Some people think the flu vaccine doesn’t work very well and isn’t worth the trouble. What would you tell them?
Maragakis: The flu vaccine is never 100 percent effective, and the amount of protection it offers varies from year to year. It’s made many months in advance and is composed of four different strains that are predicted to circulate during flu season.
The flu vaccine is not perfect, but it’s the best prevention that we have, and we should take advantage of it. Even if you get the flu after being vaccinated, you’re more likely to have a less severe case and recover quicker.
Where can people go to safely get the flu vaccine? Is it worth taking the risk if you're at high risk for COVID-19?
Maragakis: The flu vaccine is widely available at clinics, pharmacies, and supermarkets, so people have several choices as to where to get it. If you’re worried about standing in line with a crowd because you don't want to be exposed to COVID-19, it’s worth calling your local pharmacy or health-care provider to ask about setting up an appointment. Many medical centers have been taking precautions to keep people safe, such as requiring masks and physical distancing or doing extra cleaning. Despite the myth that vaccines can make you sick, a flu vaccine won’t give you the flu, even if you’re immuno-compromised.
What happens if you catch the flu and COVID-19 at the same time? Is it worse to contract one before the other?
Maragakis: We know you can get two viral illnesses at once, and that it’s harder for your immune system to fend them off at the same time. You’re at risk for severe lung damage, a longer illness, worse complications, and even death.
We don’t know yet if having COVID-19 or flu increases your chances of getting the other. But you’re definitely more vulnerable, because viral infections damage tissue in your respiratory tract, so you’ll have a harder time fending off subsequent ones. Having inflamed lungs [which either disease can cause] also offers the opportunity for bacteria to make its way in there.
Why should people get their flu shot early?
Maragakis: I encourage people to get their flu vaccine by the end of October. It takes 10 to 14 days from the time you get the vaccine to develop immunity, so getting it early gives you the best protection before the flu season gets in full swing. The longer you wait, the more you increase your chances of catching the flu.
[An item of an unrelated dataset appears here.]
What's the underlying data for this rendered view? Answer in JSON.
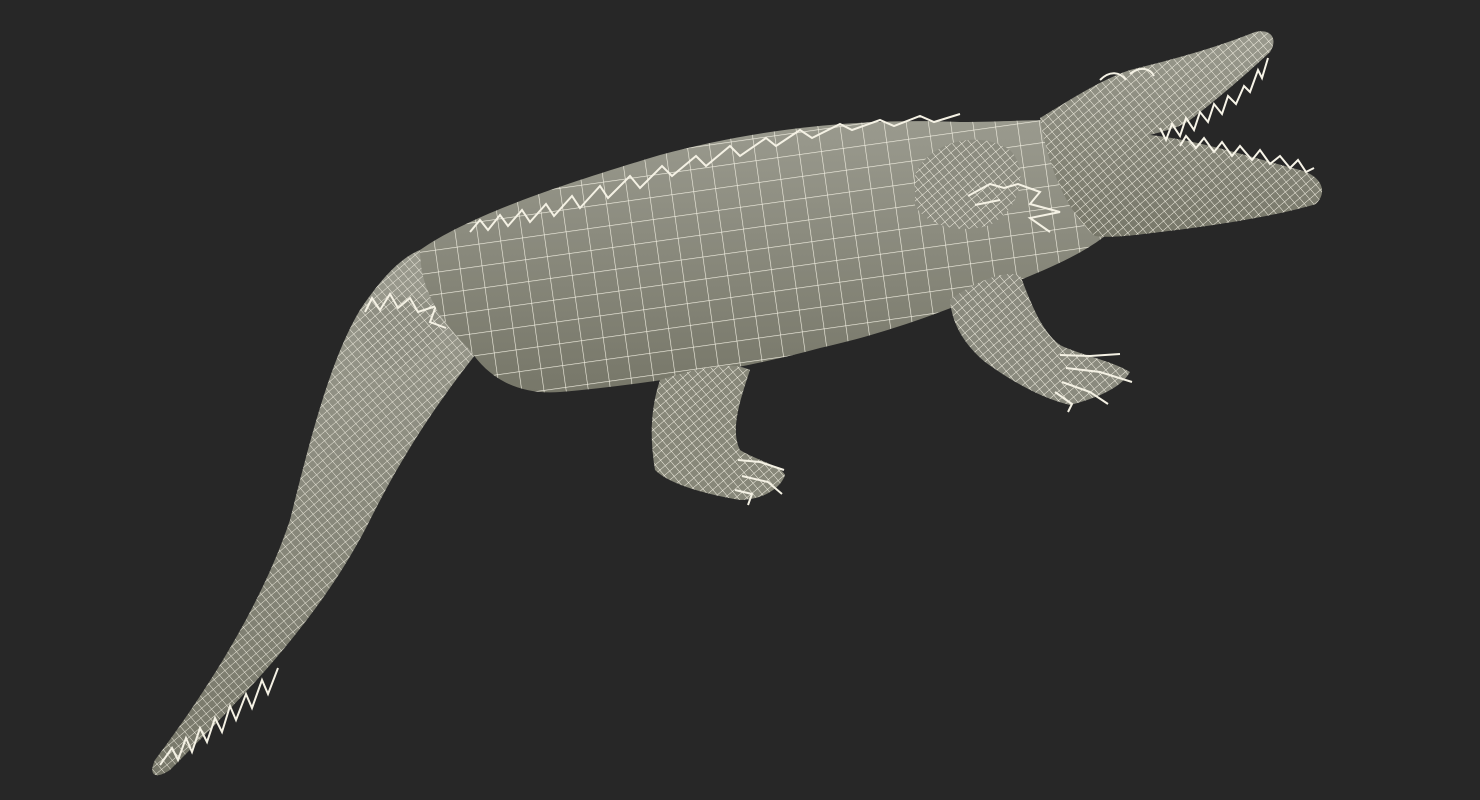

Do you think a universal flu vaccine will ever be a reality?
Webster: That’s my dream. The advantage of a universal vaccine is that it would work against multiple strains of flu, so patients wouldn’t have to get a new shot every year. It would also eliminate the need for researchers to try to guess which strain will circulate every year and offer more thorough protection, especially from newly emerging threats.
The science is promising, and I believe we’re only five years away from it being a reality. In fact, there are several universal vaccine candidates in phase three trials right now. They’re producing effective antibodies that target the stalk of the flu virus, which is the same across 18 flu subtypes.
Are we better prepared this year for a new pandemic flu strain?
Webster: Pandemics can’t be predicted, and we have no way of knowing how a bird or swine flu can develop the ability to be transmittable to humans. It’s a combination of random genetic mutations and how the virus interacts with the human immune system. There are two kinds of viruses in poultry markets in Asia right now that worry me for their potential to jump to humans.
But COVID-19 forced us to ramp up our vaccine manufacturing capacity and explore novel ways of making vaccines. There are more than 150 companies working on a COVID-19 vaccine. Having this infrastructure and a culture of creative thinking in place will benefit us greatly, because we’ll be able to apply the lessons of this pandemic to the next one.
It’s inevitable there will be another outbreak in our future. But we’ll be better prepared. That fact gives me hope.